Climate change efforts linked to increased energy efficiency

This is why simple retrofit projects are often more practical than major renovations for commercial buildings.

Though the development of new energy supply technologies is likely to positively impact climate change efforts, a new report outlined how there may be a more effective way to counter the problem of waste and overuse of energy resources.

According to Phys.org, a new study published by Nature Magazine showed that twice as much effort is spent on developing new energy supply technologies than is being directed toward improving the efficiency with which the resources are being used.

Dr. Charlie Wilson, co-author of the study and professor at the Tyndall Centre for Climate Change Research at UEA, noted that the perception of the best ways to control climate change is often too far-reaching.

"About two-thirds of all public innovation efforts are directed toward energy supply technologies. It is vital that innovations in renewable energy supply continue, but the imbalance in spending needs to be redressed urgently to mitigate climate change," Wilson said in the report. "Evidence strongly suggests that energy end-use and efficiency currently stand as the most effective ways to mitigate climate change."

Perception is everything when it comes to acquiring funding, and the idea of a revolutionary technological advance is often more attractive than talking about efficiency. The study looked to highlight how this is the main problem and impediment to progress in the energy industry, according to Phys.org.

"Efficiency gets short shrift in both public energy research and development, and in private market investments alike," said co-author of the study, Professor Arnulf Grubler of the International Institute for Applied Systems Analysis. "In contrast, improvements in technologies like domestic appliances and more energy-efficient transport are underrepresented given their potential for mitigating climate change."

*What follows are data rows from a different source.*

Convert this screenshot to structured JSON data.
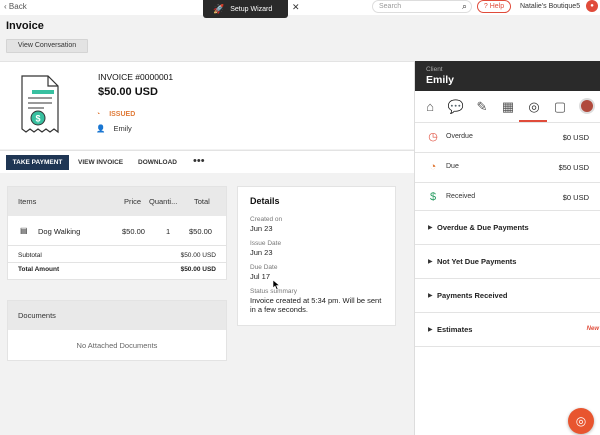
{
  "topbar": {
    "back_label": "Back",
    "wizard_label": "Setup Wizard",
    "search_placeholder": "Search",
    "help_label": "Help",
    "business_name": "Natalie's Boutique5"
  },
  "header": {
    "title": "Invoice",
    "view_conversation": "View Conversation"
  },
  "invoice": {
    "number": "INVOICE #0000001",
    "amount": "$50.00 USD",
    "status": "ISSUED",
    "client": "Emily"
  },
  "actions": {
    "take_payment": "TAKE PAYMENT",
    "view_invoice": "VIEW INVOICE",
    "download": "DOWNLOAD",
    "more": "•••"
  },
  "items": {
    "headers": [
      "Items",
      "Price",
      "Quanti...",
      "Total"
    ],
    "rows": [
      {
        "name": "Dog Walking",
        "price": "$50.00",
        "qty": "1",
        "total": "$50.00"
      }
    ],
    "subtotal_label": "Subtotal",
    "subtotal_value": "$50.00 USD",
    "total_label": "Total Amount",
    "total_value": "$50.00 USD"
  },
  "documents": {
    "title": "Documents",
    "empty": "No Attached Documents"
  },
  "details": {
    "title": "Details",
    "created_label": "Created on",
    "created_value": "Jun 23",
    "issue_label": "Issue Date",
    "issue_value": "Jun 23",
    "due_label": "Due Date",
    "due_value": "Jul 17",
    "status_label": "Status summary",
    "status_value": "Invoice created at 5:34 pm. Will be sent in a few seconds."
  },
  "panel": {
    "sub": "Client",
    "name": "Emily",
    "stats": [
      {
        "label": "Overdue",
        "value": "$0 USD",
        "color": "#e04b3a"
      },
      {
        "label": "Due",
        "value": "$50 USD",
        "color": "#e07b39"
      },
      {
        "label": "Received",
        "value": "$0 USD",
        "color": "#2a9d63"
      }
    ],
    "sections": [
      {
        "label": "Overdue & Due Payments",
        "badge": ""
      },
      {
        "label": "Not Yet Due Payments",
        "badge": ""
      },
      {
        "label": "Payments Received",
        "badge": ""
      },
      {
        "label": "Estimates",
        "badge": "New"
      }
    ]
  },
  "colors": {
    "primary": "#1f3654",
    "accent": "#e04b3a",
    "issued": "#e07b39"
  }
}
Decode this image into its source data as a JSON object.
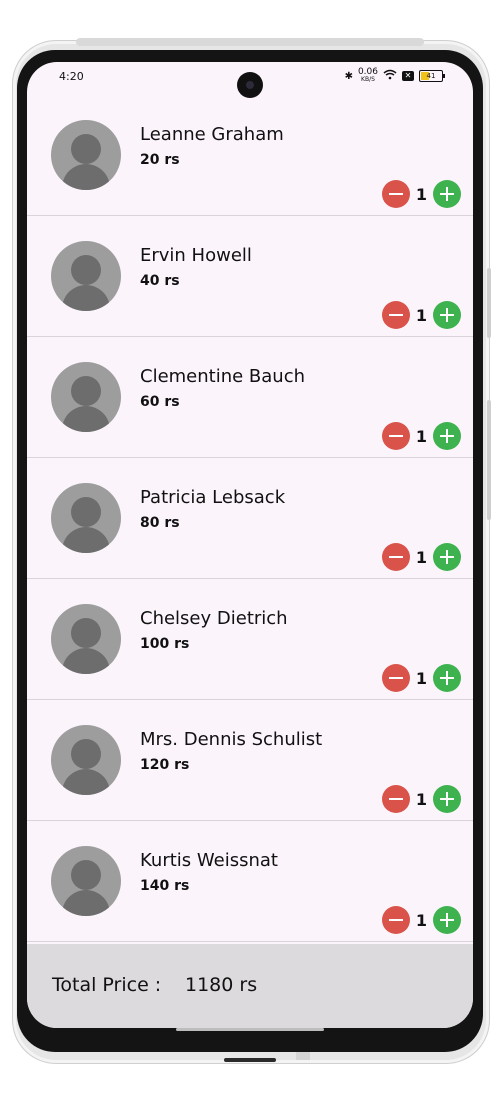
{
  "status_bar": {
    "time": "4:20",
    "net_speed": "0.06",
    "net_unit": "KB/S",
    "battery_level": "41"
  },
  "items": [
    {
      "name": "Leanne Graham",
      "price": "20 rs",
      "qty": "1"
    },
    {
      "name": "Ervin Howell",
      "price": "40 rs",
      "qty": "1"
    },
    {
      "name": "Clementine Bauch",
      "price": "60 rs",
      "qty": "1"
    },
    {
      "name": "Patricia Lebsack",
      "price": "80 rs",
      "qty": "1"
    },
    {
      "name": "Chelsey Dietrich",
      "price": "100 rs",
      "qty": "1"
    },
    {
      "name": "Mrs. Dennis Schulist",
      "price": "120 rs",
      "qty": "1"
    },
    {
      "name": "Kurtis Weissnat",
      "price": "140 rs",
      "qty": "1"
    }
  ],
  "footer": {
    "label": "Total Price :",
    "total": "1180 rs"
  },
  "colors": {
    "minus": "#d9534a",
    "plus": "#3db24f",
    "screen_bg": "#fbf4fb",
    "footer_bg": "#dcdadc"
  },
  "icons": [
    "avatar-placeholder-icon",
    "minus-circle-icon",
    "plus-circle-icon",
    "bluetooth-icon",
    "wifi-icon",
    "battery-icon"
  ]
}
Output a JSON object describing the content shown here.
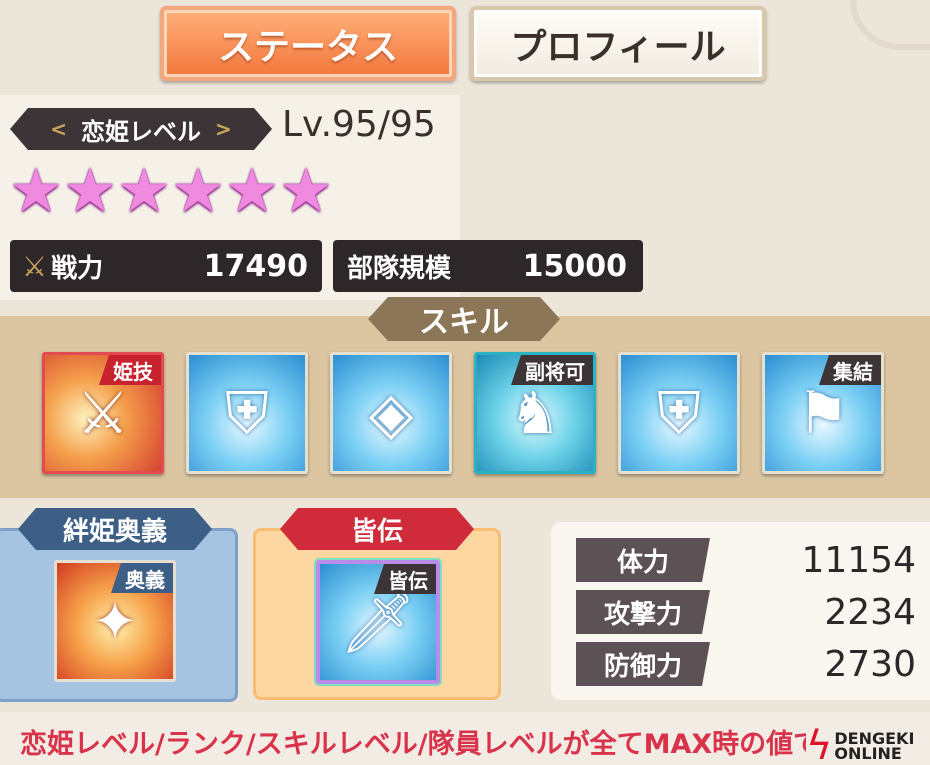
{
  "tabs": [
    {
      "label": "ステータス",
      "active": true
    },
    {
      "label": "プロフィール",
      "active": false
    }
  ],
  "level": {
    "label": "恋姫レベル",
    "chevron_left": "<",
    "chevron_right": ">",
    "value": "Lv.95/95"
  },
  "stars": {
    "count": 6,
    "glyph": "★",
    "color": "#f08ae0"
  },
  "power": {
    "icon": "crossed-swords-icon",
    "label": "戦力",
    "value": "17490"
  },
  "troop": {
    "label": "部隊規模",
    "value": "15000"
  },
  "skills": {
    "header": "スキル",
    "items": [
      {
        "icon": "sword-slash-icon",
        "tag": "姫技",
        "glyph": "⚔"
      },
      {
        "icon": "armor-icon",
        "tag": "",
        "glyph": "⛨"
      },
      {
        "icon": "shield-emblem-icon",
        "tag": "",
        "glyph": "◈"
      },
      {
        "icon": "soldier-icon",
        "tag": "副将可",
        "glyph": "♞"
      },
      {
        "icon": "triple-armor-icon",
        "tag": "",
        "glyph": "⛨"
      },
      {
        "icon": "banner-flag-icon",
        "tag": "集結",
        "glyph": "⚑"
      }
    ]
  },
  "kizuna": {
    "header": "絆姫奥義",
    "tag": "奥義",
    "icon": "group-attack-icon",
    "glyph": "✦"
  },
  "kaiden": {
    "header": "皆伝",
    "tag": "皆伝",
    "icon": "sword-icon",
    "glyph": "🗡"
  },
  "params": [
    {
      "label": "体力",
      "value": "11154"
    },
    {
      "label": "攻撃力",
      "value": "2234"
    },
    {
      "label": "防御力",
      "value": "2730"
    }
  ],
  "footer": {
    "note": "恋姫レベル/ランク/スキルレベル/隊員レベルが全てMAX時の値で"
  },
  "logo": {
    "line1": "DENGEKI",
    "line2": "ONLINE"
  },
  "colors": {
    "accent_tab": "#f2763c",
    "footer_text": "#d8334a",
    "kaiden_header": "#cf2b3a",
    "kizuna_header": "#3d5f86"
  }
}
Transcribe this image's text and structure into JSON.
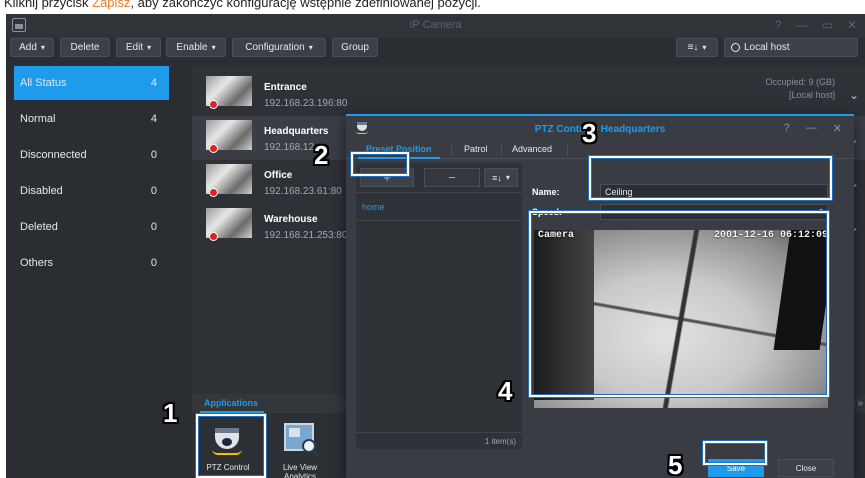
{
  "instruction": {
    "before": "Kliknij przycisk ",
    "highlight": "Zapisz",
    "after": ", aby zakończyć konfigurację wstępnie zdefiniowanej pozycji."
  },
  "window": {
    "title": "IP Camera",
    "controls": [
      "?",
      "—",
      "▭",
      "✕"
    ]
  },
  "toolbar": {
    "add": "Add",
    "delete": "Delete",
    "edit": "Edit",
    "enable": "Enable",
    "configuration": "Configuration",
    "group": "Group",
    "sort": "≡↓",
    "host_filter": "Local host"
  },
  "sidebar": {
    "items": [
      {
        "label": "All Status",
        "count": "4"
      },
      {
        "label": "Normal",
        "count": "4"
      },
      {
        "label": "Disconnected",
        "count": "0"
      },
      {
        "label": "Disabled",
        "count": "0"
      },
      {
        "label": "Deleted",
        "count": "0"
      },
      {
        "label": "Others",
        "count": "0"
      }
    ]
  },
  "cameras": [
    {
      "name": "Entrance",
      "ip": "192.168.23.196:80"
    },
    {
      "name": "Headquarters",
      "ip": "192.168.12."
    },
    {
      "name": "Office",
      "ip": "192.168.23.61:80"
    },
    {
      "name": "Warehouse",
      "ip": "192.168.21.253:80"
    }
  ],
  "occupied": {
    "text": "Occupied: 9 (GB)",
    "host": "[Local host]"
  },
  "applications": {
    "tab": "Applications",
    "items": [
      {
        "label": "PTZ Control"
      },
      {
        "label": "Live View Analytics"
      }
    ]
  },
  "dialog": {
    "title": "PTZ Control - Headquarters",
    "controls": [
      "?",
      "—",
      "✕"
    ],
    "tabs": [
      "Preset Position",
      "Patrol",
      "Advanced"
    ],
    "add_label": "+",
    "remove_label": "−",
    "sort_label": "≡↓",
    "presets": [
      "home"
    ],
    "footer": "1 item(s)",
    "name_label": "Name:",
    "name_value": "Ceiling",
    "speed_label": "Speed:",
    "speed_value": "-",
    "preview_osd_left": "Camera",
    "preview_osd_right": "2001-12-16 06:12:09",
    "save": "Save",
    "close": "Close"
  },
  "markers": [
    "1",
    "2",
    "3",
    "4",
    "5"
  ]
}
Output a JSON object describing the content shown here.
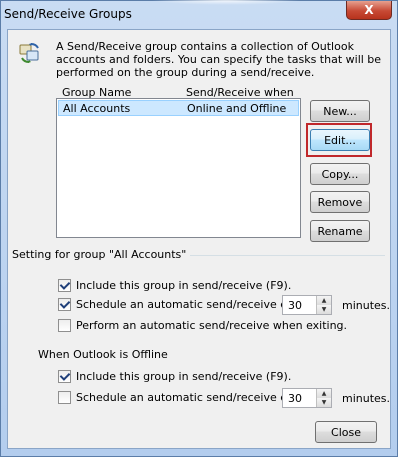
{
  "window": {
    "title": "Send/Receive Groups",
    "close_glyph": "X"
  },
  "description": "A Send/Receive group contains a collection of Outlook accounts and folders. You can specify the tasks that will be performed on the group during a send/receive.",
  "list": {
    "columns": [
      "Group Name",
      "Send/Receive when"
    ],
    "rows": [
      {
        "name": "All Accounts",
        "when": "Online and Offline"
      }
    ]
  },
  "buttons": {
    "new": "New...",
    "edit": "Edit...",
    "copy": "Copy...",
    "remove": "Remove",
    "rename": "Rename",
    "close": "Close"
  },
  "settings": {
    "group_label": "Setting for group \"All Accounts\"",
    "online": {
      "include_label": "Include this group in send/receive (F9).",
      "include_checked": true,
      "schedule_label": "Schedule an automatic send/receive every",
      "schedule_checked": true,
      "schedule_value": "30",
      "schedule_unit": "minutes.",
      "exit_label": "Perform an automatic send/receive when exiting.",
      "exit_checked": false
    },
    "offline_label": "When Outlook is Offline",
    "offline": {
      "include_label": "Include this group in send/receive (F9).",
      "include_checked": true,
      "schedule_label": "Schedule an automatic send/receive every",
      "schedule_checked": false,
      "schedule_value": "30",
      "schedule_unit": "minutes."
    }
  },
  "colors": {
    "highlight_box": "#c0282b",
    "selected_row": "#cde8ff"
  }
}
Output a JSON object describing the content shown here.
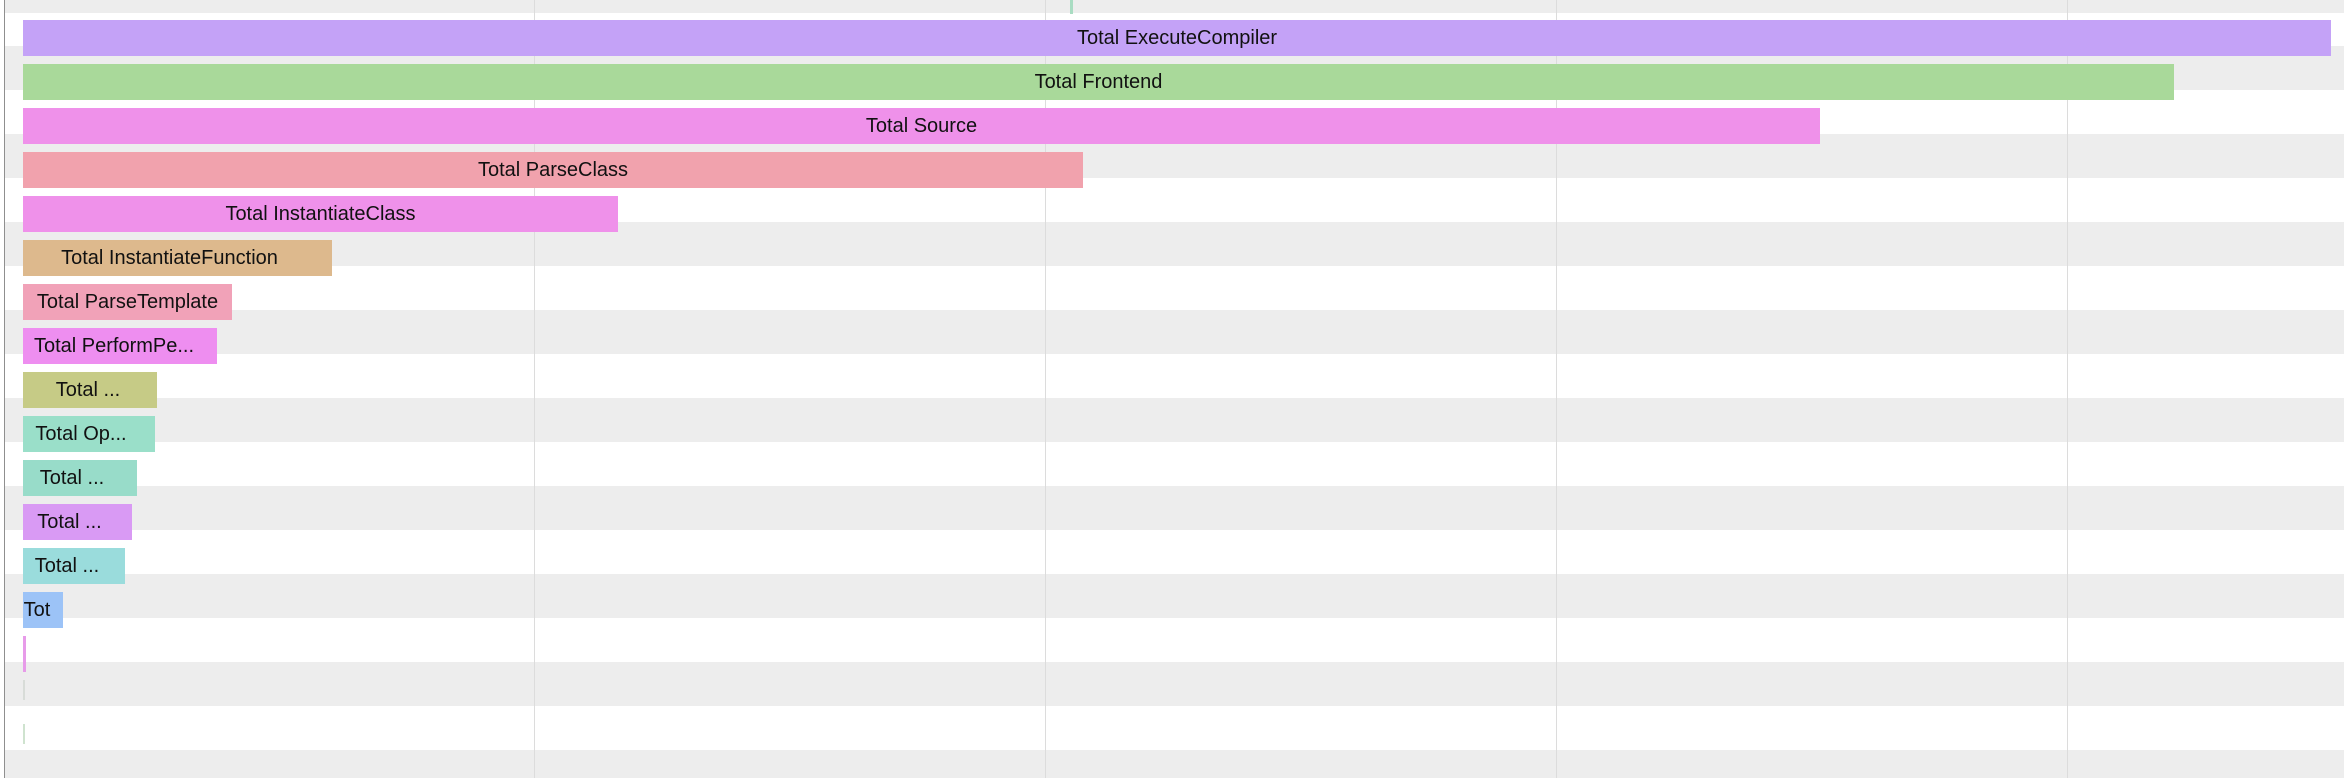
{
  "colors": {
    "row_alt_background": "#ededed",
    "gridline": "#dcdcdc",
    "window_border": "#8f8f8f"
  },
  "timeline": {
    "bars": [
      {
        "label": "Total ExecuteCompiler",
        "color": "#c4a2f7"
      },
      {
        "label": "Total Frontend",
        "color": "#a9d99a"
      },
      {
        "label": "Total Source",
        "color": "#ef91ea"
      },
      {
        "label": "Total ParseClass",
        "color": "#f1a2ad"
      },
      {
        "label": "Total InstantiateClass",
        "color": "#ef91ea"
      },
      {
        "label": "Total InstantiateFunction",
        "color": "#ddb98d"
      },
      {
        "label": "Total ParseTemplate",
        "color": "#f1a2b8"
      },
      {
        "label": "Total PerformPe...",
        "color": "#ee8ef0"
      },
      {
        "label": "Total ...",
        "color": "#c6cb86"
      },
      {
        "label": "Total Op...",
        "color": "#9adfc9"
      },
      {
        "label": "Total ...",
        "color": "#98dcc9"
      },
      {
        "label": "Total ...",
        "color": "#d99af4"
      },
      {
        "label": "Total ...",
        "color": "#9adcdc"
      },
      {
        "label": "Tot",
        "color": "#9cc3f7"
      },
      {
        "label": "",
        "color": "#e79be9"
      },
      {
        "label": "",
        "color": "#d8dcd8"
      },
      {
        "label": "",
        "color": "#cfe3cf"
      }
    ]
  }
}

This is why simple retrofit projects are often more practical than major renovations for commercial buildings. Attacking the problem at its source is a better way to deal with energy issues than tearing down a structure and starting over.

Efforts like the Energy Efficient Buildings Hub (EEB Hub) are hoping that the commercial real estate sector will begin to reflect these type of efficiency based changes. Retrofitting a building is something that helps to save money and resources, and companies and the environment can both benefit from the changes to the industry.

Since the global power demand grows at an annual pace of 2.8 percent, according to an article in The National, it may be more relevant to adjust existing structures to limit consumption levels than to just construct new structures.